Local (municipal) taxes

If your company owns real estate, you are also confronted with the taxes on it. Especially for hotels, for a long time there was hardly any agreement about how the value of the property for the purposes of the Valuation of Immovable Property Act (“WOZ”) had to be determined. The uncertainty has now come to an end with the taxation guide for hotels produced by the VNG (association of Netherlands municipalities). The VNG is committed to greater uniformity in property valuation and to this end has issued guidelines for municipal appraisers. In practice, however, the result of this is that the WOZ values are on average higher than in the past.

There are also differences of opinion in practice about tourist tax and especially the basis for its calculation.

Meijburg & Co helps its clients with the evaluation of the WOZ decision and files a notice of objection if the value is set too high. You can also contact our specialists if, for example, you have questions about tourist tax and frontage tax.

Corporate income tax

Dutch companies pay corporate income tax on their taxable profit. The rate is 20% if the profit does not exceed EUR 200,000 and 25% on the part of the profit above this. Corporate income tax is levied on the ‘taxable amount’, which, in short, consists of the profit for tax purposes as recorded in the financial statements, but which is still subject to various tax adjustments. This is because the rules applying to tax are different from those applying to annual reporting. For example, it is possible to deduct costs for tax purposes sooner or to temporarily exclude certain income from taxation. By efficiently applying the tax rules, corporate income tax can be deferred, thus leading to a temporary or permanent benefit.

If your business has tax losses, these can be offset against profits in the previous year or profits still to be made during the next nine years. The possibility of offsetting the loss expires after nine years (“loss expiry”). Meijburg & Co has extensive experience in avoiding the expiry of corporate tax losses.

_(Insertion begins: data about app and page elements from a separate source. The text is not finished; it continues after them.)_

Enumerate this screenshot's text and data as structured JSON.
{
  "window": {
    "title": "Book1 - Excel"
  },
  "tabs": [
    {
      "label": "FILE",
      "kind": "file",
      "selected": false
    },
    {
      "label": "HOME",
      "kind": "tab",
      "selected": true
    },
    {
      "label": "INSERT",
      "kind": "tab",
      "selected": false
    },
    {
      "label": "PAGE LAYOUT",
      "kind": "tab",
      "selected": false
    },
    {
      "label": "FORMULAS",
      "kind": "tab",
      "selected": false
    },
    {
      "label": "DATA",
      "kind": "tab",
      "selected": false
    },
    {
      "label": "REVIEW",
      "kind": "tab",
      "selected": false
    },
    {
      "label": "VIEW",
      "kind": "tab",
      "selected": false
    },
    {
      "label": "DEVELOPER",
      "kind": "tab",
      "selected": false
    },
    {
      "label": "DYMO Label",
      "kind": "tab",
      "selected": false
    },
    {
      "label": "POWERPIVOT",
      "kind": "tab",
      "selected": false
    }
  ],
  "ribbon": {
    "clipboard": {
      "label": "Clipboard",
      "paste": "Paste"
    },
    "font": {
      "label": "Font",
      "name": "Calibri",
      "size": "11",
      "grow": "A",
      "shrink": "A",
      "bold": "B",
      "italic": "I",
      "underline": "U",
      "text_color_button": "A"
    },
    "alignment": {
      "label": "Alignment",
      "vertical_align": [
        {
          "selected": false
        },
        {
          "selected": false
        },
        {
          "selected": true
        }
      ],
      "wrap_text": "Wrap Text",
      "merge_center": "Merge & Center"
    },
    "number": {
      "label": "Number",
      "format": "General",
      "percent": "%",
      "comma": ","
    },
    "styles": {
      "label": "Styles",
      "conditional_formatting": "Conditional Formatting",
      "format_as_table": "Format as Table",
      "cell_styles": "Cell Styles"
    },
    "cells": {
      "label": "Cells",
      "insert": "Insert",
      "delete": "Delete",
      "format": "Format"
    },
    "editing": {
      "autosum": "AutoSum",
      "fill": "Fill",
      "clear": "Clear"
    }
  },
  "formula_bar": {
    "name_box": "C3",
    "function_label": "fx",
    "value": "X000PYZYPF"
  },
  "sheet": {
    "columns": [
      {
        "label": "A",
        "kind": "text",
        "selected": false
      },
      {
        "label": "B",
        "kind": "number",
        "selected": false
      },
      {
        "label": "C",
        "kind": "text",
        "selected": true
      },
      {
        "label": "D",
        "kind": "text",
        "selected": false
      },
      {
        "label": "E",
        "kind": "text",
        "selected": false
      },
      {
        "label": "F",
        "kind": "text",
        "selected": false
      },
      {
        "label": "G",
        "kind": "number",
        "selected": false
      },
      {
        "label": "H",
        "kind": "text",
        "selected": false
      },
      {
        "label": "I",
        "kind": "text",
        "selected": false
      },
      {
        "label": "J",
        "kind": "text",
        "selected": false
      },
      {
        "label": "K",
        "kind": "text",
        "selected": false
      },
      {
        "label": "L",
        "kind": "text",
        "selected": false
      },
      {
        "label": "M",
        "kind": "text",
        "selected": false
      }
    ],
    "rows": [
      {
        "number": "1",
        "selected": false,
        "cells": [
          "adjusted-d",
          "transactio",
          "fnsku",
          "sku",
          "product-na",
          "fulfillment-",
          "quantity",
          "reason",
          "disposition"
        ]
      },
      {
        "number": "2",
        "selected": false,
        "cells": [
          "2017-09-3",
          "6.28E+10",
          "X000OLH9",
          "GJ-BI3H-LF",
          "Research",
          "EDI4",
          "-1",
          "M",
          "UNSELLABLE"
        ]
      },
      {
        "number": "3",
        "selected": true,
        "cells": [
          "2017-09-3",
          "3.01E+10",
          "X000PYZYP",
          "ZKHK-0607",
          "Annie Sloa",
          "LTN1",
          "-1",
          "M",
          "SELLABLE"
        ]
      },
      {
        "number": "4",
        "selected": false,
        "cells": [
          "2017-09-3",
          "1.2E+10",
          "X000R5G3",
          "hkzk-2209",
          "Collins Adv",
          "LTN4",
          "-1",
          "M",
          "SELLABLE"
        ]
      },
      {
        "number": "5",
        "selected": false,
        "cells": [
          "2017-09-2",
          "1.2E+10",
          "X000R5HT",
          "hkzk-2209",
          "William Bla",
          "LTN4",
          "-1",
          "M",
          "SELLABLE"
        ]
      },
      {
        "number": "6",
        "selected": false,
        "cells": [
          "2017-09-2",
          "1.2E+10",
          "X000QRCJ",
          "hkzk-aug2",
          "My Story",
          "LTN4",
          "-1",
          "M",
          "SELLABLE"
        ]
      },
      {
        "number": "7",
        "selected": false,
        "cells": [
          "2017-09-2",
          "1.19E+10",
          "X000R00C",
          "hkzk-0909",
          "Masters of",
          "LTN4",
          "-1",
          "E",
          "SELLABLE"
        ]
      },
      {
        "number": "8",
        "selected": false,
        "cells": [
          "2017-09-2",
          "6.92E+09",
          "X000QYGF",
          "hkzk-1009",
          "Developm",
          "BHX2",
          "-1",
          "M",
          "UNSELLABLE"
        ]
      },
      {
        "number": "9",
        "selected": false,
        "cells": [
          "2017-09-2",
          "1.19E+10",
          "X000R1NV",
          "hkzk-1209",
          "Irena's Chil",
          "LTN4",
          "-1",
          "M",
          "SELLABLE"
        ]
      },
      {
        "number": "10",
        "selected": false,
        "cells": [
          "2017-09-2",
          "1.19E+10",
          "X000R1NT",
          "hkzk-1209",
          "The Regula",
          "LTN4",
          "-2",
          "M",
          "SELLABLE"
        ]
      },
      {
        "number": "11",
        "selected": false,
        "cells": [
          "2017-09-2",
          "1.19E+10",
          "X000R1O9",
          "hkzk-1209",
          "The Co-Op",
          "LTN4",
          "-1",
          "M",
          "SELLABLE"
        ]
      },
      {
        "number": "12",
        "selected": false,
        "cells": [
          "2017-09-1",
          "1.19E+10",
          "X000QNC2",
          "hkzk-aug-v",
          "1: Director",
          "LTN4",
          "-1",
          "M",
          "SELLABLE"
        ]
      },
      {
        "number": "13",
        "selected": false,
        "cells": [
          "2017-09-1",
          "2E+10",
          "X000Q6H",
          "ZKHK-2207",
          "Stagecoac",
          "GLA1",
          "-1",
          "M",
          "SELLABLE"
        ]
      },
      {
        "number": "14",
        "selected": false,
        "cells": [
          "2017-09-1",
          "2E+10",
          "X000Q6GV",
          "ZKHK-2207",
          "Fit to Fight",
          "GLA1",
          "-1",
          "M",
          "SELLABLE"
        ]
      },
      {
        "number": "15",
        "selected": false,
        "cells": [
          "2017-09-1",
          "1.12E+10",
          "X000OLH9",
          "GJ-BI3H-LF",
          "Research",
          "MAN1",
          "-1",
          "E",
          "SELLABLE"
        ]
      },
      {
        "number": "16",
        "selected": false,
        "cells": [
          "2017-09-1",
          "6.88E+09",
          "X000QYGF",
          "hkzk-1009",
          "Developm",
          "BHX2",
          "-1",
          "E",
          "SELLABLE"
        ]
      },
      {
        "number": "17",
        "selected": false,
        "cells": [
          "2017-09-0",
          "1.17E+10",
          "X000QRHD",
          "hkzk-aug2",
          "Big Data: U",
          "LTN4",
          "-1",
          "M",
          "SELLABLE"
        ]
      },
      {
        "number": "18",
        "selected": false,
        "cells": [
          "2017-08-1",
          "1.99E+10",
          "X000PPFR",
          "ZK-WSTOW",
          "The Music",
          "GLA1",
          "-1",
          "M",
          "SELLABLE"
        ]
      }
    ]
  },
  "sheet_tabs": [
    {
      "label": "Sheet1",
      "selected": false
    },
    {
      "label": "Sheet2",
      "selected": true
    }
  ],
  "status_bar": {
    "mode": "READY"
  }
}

The Corporate Income Tax Act 1969 also includes various other arrangements that provide credits or additional deductions for investments in business assets, in particular if these are energy efficient or environmentally friendly. If you have recently invested in business assets or if you are planning to do so, you may be able to make use of these favorable tax rules. In addition, there are tax incentives for the restructuring of your business, such as the creation of a structure separating the operating activities from the property, a so-called ‘Opco/Propco structure’. Such structures enable the company to focus entirely on its core business, whether this involves the provision of hotel business services or the management of real estate, and also allow companies to attract outside investors. If you are considering restructuring your business, we would like to discuss with you how your company can make use of such incentives.